This method may seem a bit nervous to someone who is completely new to knife skills, but it is very safe if done properly. Unlike the famous dangerous avocado, the green papaya is so big that it’s easy to keep it safe. The meat is not smooth, so the knife blade is less likely to slip during cutting. And you’re making a light incision, not trying to push a nasty hole into the heel of the blade. With a little practice, you can shred with the best.
Kiwi Peeler Shred Papaya: Fast and Absolutely Sure
If you are wary of the knife-cut approach and prefer a streamlined kitchen preparation, you can use a special green papaya peeler that produces perfectly uniform pieces of papaya with minimal effort. No knife skills required. Papaya peelers are very similar to the julienne peelers that were once given as stocking stuffing. I think this is behind the kitchen drawer, but I’ve never seen it again so I don’t know. It has a classic y-peeler profile and its blade has raised teeth. These teeth are cut to the optimum width for shredding green papaya, unlike Western julienne peelers, which produce strands that are too fine for somtam. Thai brand Kiwi manufactures gold standard affordable papaya shredders, just as Kuhn Rikon is the recourse of y-peelers.
Using a kiwi peeler is as easy as it gets. As with the knife-cutting method, start by peeling the papaya with a standard vegetable peeler. Hold the papaya with your non-dominant hand and move the peeler vertically along the papaya meat to apply even pressure to create a complete long strand. Repeat this process until you reach the required amount. This method is reliable, fast, and consistent. It’s no wonder restaurants like kiwi peelers.
Mandolin sliced papaya: size matters
If you’re enjoying the adrenaline rush of slicing vegetables with a slicer, then I won’t talk to you. However, the large size of green papaya makes it difficult to slice with a standard width mandolin. Even Super Benriner may not be able to accommodate the width of large green papayas. This will require you to cut the fruit in half. This is not ideal for storage, as mentioned above. If you want to use a slicer, slice the peeled part of the papaya vertically into a plank and cut it with a knife into batons 1/16 to 1/8 inch wide and 5 inches long. Alternatively, you can use the mandolin tooth attachment to chop the papaya in one shot.
Knife Cut and Peeler Shred: Comparison of Results
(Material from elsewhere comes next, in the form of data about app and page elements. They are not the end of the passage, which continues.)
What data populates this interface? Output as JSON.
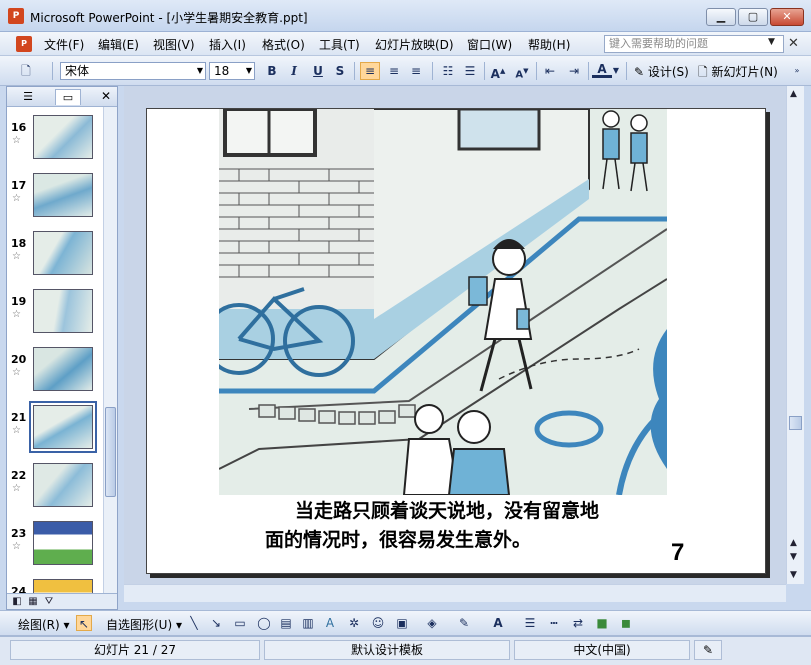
{
  "window": {
    "title": "Microsoft PowerPoint - [小学生暑期安全教育.ppt]",
    "app_badge": "P"
  },
  "menubar": {
    "items": [
      "文件(F)",
      "编辑(E)",
      "视图(V)",
      "插入(I)",
      "格式(O)",
      "工具(T)",
      "幻灯片放映(D)",
      "窗口(W)",
      "帮助(H)"
    ],
    "help_placeholder": "键入需要帮助的问题"
  },
  "toolbar": {
    "font_name": "宋体",
    "font_size": "18",
    "design_label": "设计(S)",
    "new_slide_label": "新幻灯片(N)"
  },
  "slides_pane": {
    "thumbnails": [
      {
        "number": "16"
      },
      {
        "number": "17"
      },
      {
        "number": "18"
      },
      {
        "number": "19"
      },
      {
        "number": "20"
      },
      {
        "number": "21",
        "selected": true
      },
      {
        "number": "22"
      },
      {
        "number": "23"
      },
      {
        "number": "24"
      }
    ]
  },
  "slide": {
    "caption_line1": "当走路只顾着谈天说地，没有留意地",
    "caption_line2": "面的情况时，很容易发生意外。",
    "number": "7"
  },
  "drawing_toolbar": {
    "draw_label": "绘图(R)",
    "autoshapes_label": "自选图形(U)"
  },
  "statusbar": {
    "slide_position": "幻灯片 21 / 27",
    "template": "默认设计模板",
    "language": "中文(中国)"
  },
  "colors": {
    "accent": "#3a62a6",
    "title_bar": "#c5d6ee",
    "illustration_blue": "#6fb2d6"
  }
}
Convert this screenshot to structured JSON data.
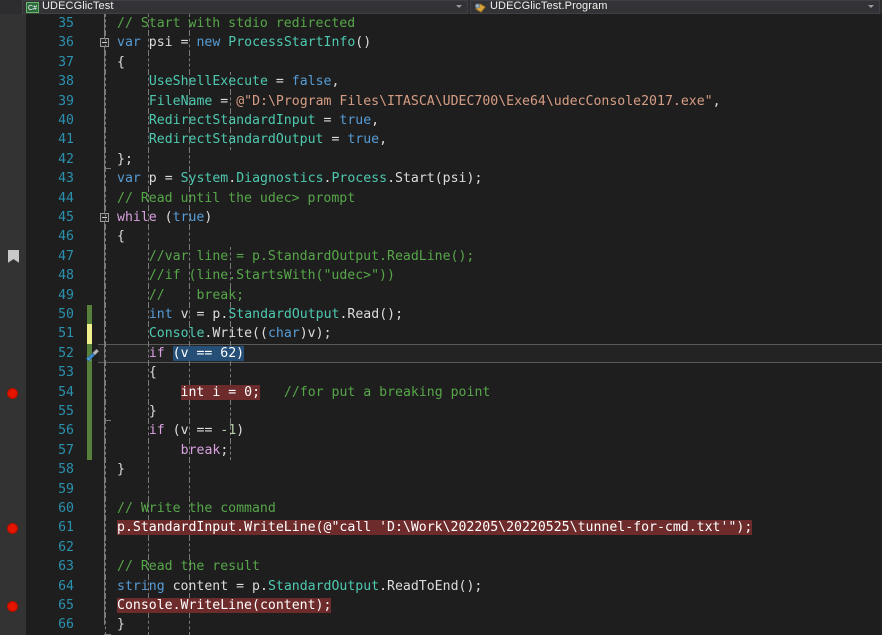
{
  "nav_bar": {
    "project_combo": {
      "icon": "csharp-file-icon",
      "label": "UDECGlicTest",
      "arrow": "chevron-down-icon"
    },
    "member_combo": {
      "icon": "class-member-icon",
      "label": "UDECGlicTest.Program",
      "arrow": "chevron-down-icon"
    }
  },
  "editor": {
    "language": "csharp",
    "theme": "dark",
    "first_line": 35,
    "last_line": 66,
    "current_line": 52,
    "selection_text": "(v == 62)",
    "breakpoint_lines": [
      54,
      61,
      65
    ],
    "bookmark_lines": [
      47
    ],
    "tool_icon_line": 52,
    "changed_saved_lines": [
      50,
      52,
      53,
      54,
      55,
      56,
      57
    ],
    "changed_unsaved_lines": [
      51
    ],
    "lines": [
      {
        "n": 35,
        "text": "// Start with stdio redirected"
      },
      {
        "n": 36,
        "text": "var psi = new ProcessStartInfo()"
      },
      {
        "n": 37,
        "text": "{"
      },
      {
        "n": 38,
        "text": "    UseShellExecute = false,"
      },
      {
        "n": 39,
        "text": "    FileName = @\"D:\\Program Files\\ITASCA\\UDEC700\\Exe64\\udecConsole2017.exe\","
      },
      {
        "n": 40,
        "text": "    RedirectStandardInput = true,"
      },
      {
        "n": 41,
        "text": "    RedirectStandardOutput = true,"
      },
      {
        "n": 42,
        "text": "};"
      },
      {
        "n": 43,
        "text": "var p = System.Diagnostics.Process.Start(psi);"
      },
      {
        "n": 44,
        "text": "// Read until the udec> prompt"
      },
      {
        "n": 45,
        "text": "while (true)"
      },
      {
        "n": 46,
        "text": "{"
      },
      {
        "n": 47,
        "text": "    //var line = p.StandardOutput.ReadLine();"
      },
      {
        "n": 48,
        "text": "    //if (line.StartsWith(\"udec>\"))"
      },
      {
        "n": 49,
        "text": "    //    break;"
      },
      {
        "n": 50,
        "text": "    int v = p.StandardOutput.Read();"
      },
      {
        "n": 51,
        "text": "    Console.Write((char)v);"
      },
      {
        "n": 52,
        "text": "    if (v == 62)"
      },
      {
        "n": 53,
        "text": "    {"
      },
      {
        "n": 54,
        "text": "        int i = 0;   //for put a breaking point"
      },
      {
        "n": 55,
        "text": "    }"
      },
      {
        "n": 56,
        "text": "    if (v == -1)"
      },
      {
        "n": 57,
        "text": "        break;"
      },
      {
        "n": 58,
        "text": "}"
      },
      {
        "n": 59,
        "text": ""
      },
      {
        "n": 60,
        "text": "// Write the command"
      },
      {
        "n": 61,
        "text": "p.StandardInput.WriteLine(@\"call 'D:\\Work\\202205\\20220525\\tunnel-for-cmd.txt'\");"
      },
      {
        "n": 62,
        "text": ""
      },
      {
        "n": 63,
        "text": "// Read the result"
      },
      {
        "n": 64,
        "text": "string content = p.StandardOutput.ReadToEnd();"
      },
      {
        "n": 65,
        "text": "Console.WriteLine(content);"
      },
      {
        "n": 66,
        "text": "}"
      }
    ]
  },
  "colors": {
    "background": "#1e1e1e",
    "gutter": "#333333",
    "line_number": "#2b91af",
    "comment": "#57a64a",
    "keyword": "#569cd6",
    "control_keyword": "#d8a0df",
    "string": "#d69d85",
    "number": "#b5cea8",
    "type": "#4ec9b0",
    "plain": "#dcdcdc",
    "selection": "#264f78",
    "breakpoint_highlight": "#6e2b2b",
    "breakpoint_glyph": "#e51400",
    "change_saved": "#57803a",
    "change_unsaved": "#f0f08c"
  }
}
Does cutting papaya by hand give better results than chopping it with a peeler? Yes and no. Either way, you’ll get the best shredded green papaya to make somtam. Hand-cut papayas boast a wider variety of textures, including larger, crisper parts and thinner, more adaptable parts. Derek prefers this approach and points out that hand-cut papayas hold crunches much better than shredded with a peeler.
As you can see in the picture above, the peeler-cut green papaya is more winding and flexible. In other words, it is softer and faster when you put it on. This is not necessarily a big issue. Try to dress up the papaya at the last moment possible before serving so that the papaya does not sit too long. Also, if the pressure is not applied perfectly evenly, the kiwi peeler tends to produce a sheet of semi-shredded papaya that is not completely separated into strands. This is a hand, like long rippling potato chips. It’s not the end of the world, but it’s a little annoying. When I tasted the versions of Som Tam Thai made by each method side by side in the Serious Eats test kitchen, I really liked the chewy and chewy texture of the knife-cut papaya. However, the convenience of peelers is undisputed.